Students with different political and social views, belonging to different organizations or no organization at all, must unite around a common charter of struggle. For those who wish to successfully fight these attacks, to meet and to work out such a charter is the task at hand.
As we begin to return to campus, many friends, colleagues, and the other usual faces at school are not among us. This is the case at universities throughout the city, ranging from the largest to smallest institutions. This is the case not only because of the health and economic crises, but because of the mass layoffs pushed through in 2020 by top school administrators over the pleas of faculty, staff, and students.
Thus, the new school year does not start off with a clean slate. We haven’t forgotten that CUNY Chancellor Félix V. Matos Rodríguez and the CUNY college presidents laid off almost 3,000 employees during the pandemic, mostly adjuncts and part-time staff. We also haven’t forgotten that the New School Board of Trustees Chair Linda E. Rappaport and President Dwight A. McBride, after only six months on the job, dropped the axe on 122 employees.
Op-ed articles, petitions, protests, virtual townhalls, a lawsuit by the faculty union (in the case of CUNY), and the involvement of elected officials (such as the city comptroller, in the case of TNS) did nothing to sway those at the helm of each institution.
The impact of the layoffs on students? Issues with registration, courses, advisement, etc.
Students at Juilliard protesting a $1,970 tuition hike in June had their building access revoked and were subjected to disciplinary investigations.
The demands of the Columbia tuition strike, including a 10 percent tuition reduction, were ignored by the university. The strike began in January and ended in April— but was not even directly acknowledged by the administration.
Towards a United and Expanded Struggle!
In NY, which is essentially a one-party city, where layoffs and cuts are carried out by Democrats, student protests in this period have generated broad sympathy, but no results.
The lesson is clear: united struggle involving large and greater numbers is needed to successfully defend the basic interests of students. Students with different political and social views, belonging to different organizations or no organization at all, must unite around a common charter of struggle. For those who wish to successfully fight these attacks, to meet and to work out such a charter is the task at hand. This will allow us to unite the broadest possible section of students around a common set of demands, directed against a common enemy.
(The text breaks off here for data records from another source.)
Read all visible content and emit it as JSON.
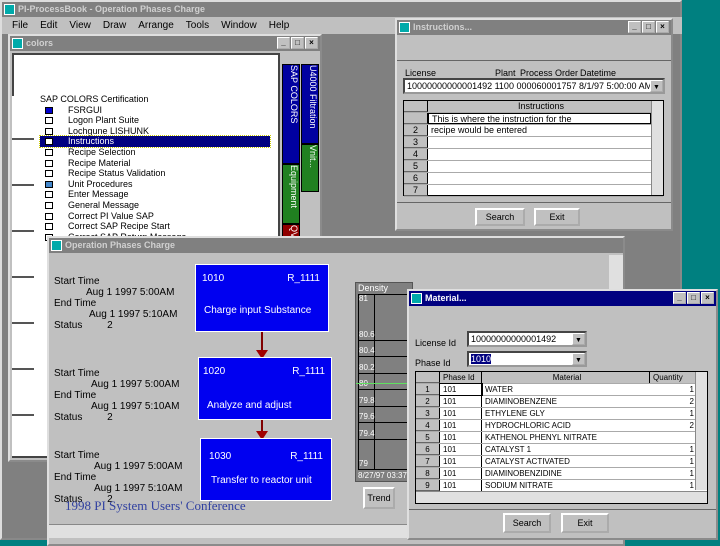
{
  "app": {
    "title": "PI-ProcessBook - Operation Phases Charge",
    "menu": [
      "File",
      "Edit",
      "View",
      "Draw",
      "Arrange",
      "Tools",
      "Window",
      "Help"
    ]
  },
  "colors_window": {
    "title": "colors",
    "header": "SAP COLORS Certification",
    "items": [
      "FSRGUI",
      "Logon Plant Suite",
      "Lochgune LISHUNK",
      "Instructions",
      "Recipe Selection",
      "Recipe Material",
      "Recipe Status Validation",
      "Unit Procedures",
      "Enter Message",
      "General Message",
      "Correct PI Value SAP",
      "Correct SAP Recipe Start",
      "Correct SAP Return Message"
    ],
    "selected": "Instructions",
    "tabs": [
      "SAP COLORS",
      "Equipment",
      "QV",
      "U4000 Filtration",
      "Vnit..."
    ]
  },
  "instructions_window": {
    "title": "Instructions...",
    "labels": [
      "License",
      "Plant",
      "Process Order",
      "Datetime"
    ],
    "combo_value": "10000000000001492   1100   000060001757   8/1/97 5:00:00 AM",
    "grid_header": "Instructions",
    "rows": [
      {
        "n": "",
        "text": "This is where the instruction for the"
      },
      {
        "n": "2",
        "text": "recipe would be entered"
      },
      {
        "n": "3",
        "text": ""
      },
      {
        "n": "4",
        "text": ""
      },
      {
        "n": "5",
        "text": ""
      },
      {
        "n": "6",
        "text": ""
      },
      {
        "n": "7",
        "text": ""
      }
    ],
    "search": "Search",
    "exit": "Exit"
  },
  "opc_window": {
    "title": "Operation Phases Charge",
    "phases": [
      {
        "start_label": "Start Time",
        "start": "Aug 1 1997 5:00AM",
        "end_label": "End Time",
        "end": "Aug 1 1997 5:10AM",
        "status_label": "Status",
        "status": "2",
        "id": "1010",
        "unit": "R_1111",
        "desc": "Charge input Substance"
      },
      {
        "start_label": "Start Time",
        "start": "Aug 1 1997 5:00AM",
        "end_label": "End Time",
        "end": "Aug 1 1997 5:10AM",
        "status_label": "Status",
        "status": "2",
        "id": "1020",
        "unit": "R_1111",
        "desc": "Analyze and adjust"
      },
      {
        "start_label": "Start Time",
        "start": "Aug 1 1997 5:00AM",
        "end_label": "End Time",
        "end": "Aug 1 1997 5:10AM",
        "status_label": "Status",
        "status": "2",
        "id": "1030",
        "unit": "R_1111",
        "desc": "Transfer to reactor unit"
      }
    ],
    "trend": {
      "title": "Density",
      "ticks": [
        "81",
        "80.6",
        "80.4",
        "80.2",
        "80",
        "79.8",
        "79.6",
        "79.4",
        "79"
      ],
      "time": "8/27/97 03:37",
      "button": "Trend"
    }
  },
  "footer": "1998 PI System Users' Conference",
  "material_window": {
    "title": "Material...",
    "license_label": "License Id",
    "license_value": "10000000000001492",
    "phase_label": "Phase Id",
    "phase_value": "1010",
    "columns": [
      "Phase Id",
      "Material",
      "Quantity"
    ],
    "rows": [
      {
        "n": "1",
        "phase": "101",
        "material": "WATER",
        "qty": "1"
      },
      {
        "n": "2",
        "phase": "101",
        "material": "DIAMINOBENZENE",
        "qty": "2"
      },
      {
        "n": "3",
        "phase": "101",
        "material": "ETHYLENE GLY",
        "qty": "1"
      },
      {
        "n": "4",
        "phase": "101",
        "material": "HYDROCHLORIC ACID",
        "qty": "2"
      },
      {
        "n": "5",
        "phase": "101",
        "material": "KATHENOL PHENYL NITRATE",
        "qty": ""
      },
      {
        "n": "6",
        "phase": "101",
        "material": "CATALYST 1",
        "qty": "1"
      },
      {
        "n": "7",
        "phase": "101",
        "material": "CATALYST ACTIVATED",
        "qty": "1"
      },
      {
        "n": "8",
        "phase": "101",
        "material": "DIAMINOBENZIDINE",
        "qty": "1"
      },
      {
        "n": "9",
        "phase": "101",
        "material": "SODIUM NITRATE",
        "qty": "1"
      }
    ],
    "search": "Search",
    "exit": "Exit"
  }
}
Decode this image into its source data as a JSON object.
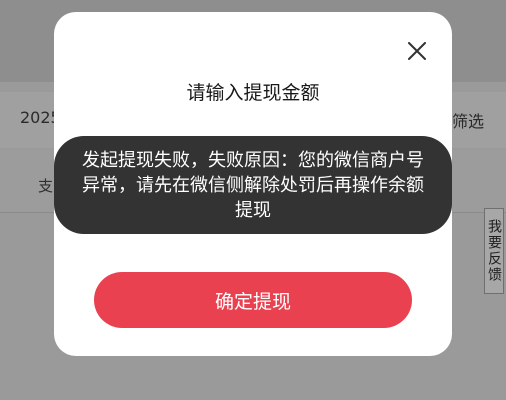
{
  "background": {
    "date_text": "2025",
    "filter_text": "筛选",
    "tab_text": "支",
    "feedback_label": "我要反馈"
  },
  "dialog": {
    "title": "请输入提现金额",
    "close_icon": "close-icon",
    "confirm_label": "确定提现"
  },
  "toast": {
    "message": "发起提现失败，失败原因：您的微信商户号异常，请先在微信侧解除处罚后再操作余额提现"
  },
  "colors": {
    "accent": "#ea4150",
    "toast_bg": "#282828",
    "dialog_bg": "#ffffff"
  }
}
Join the May Day Student Organization or attend one of our meetings to learn more about our plans for organizing this semester.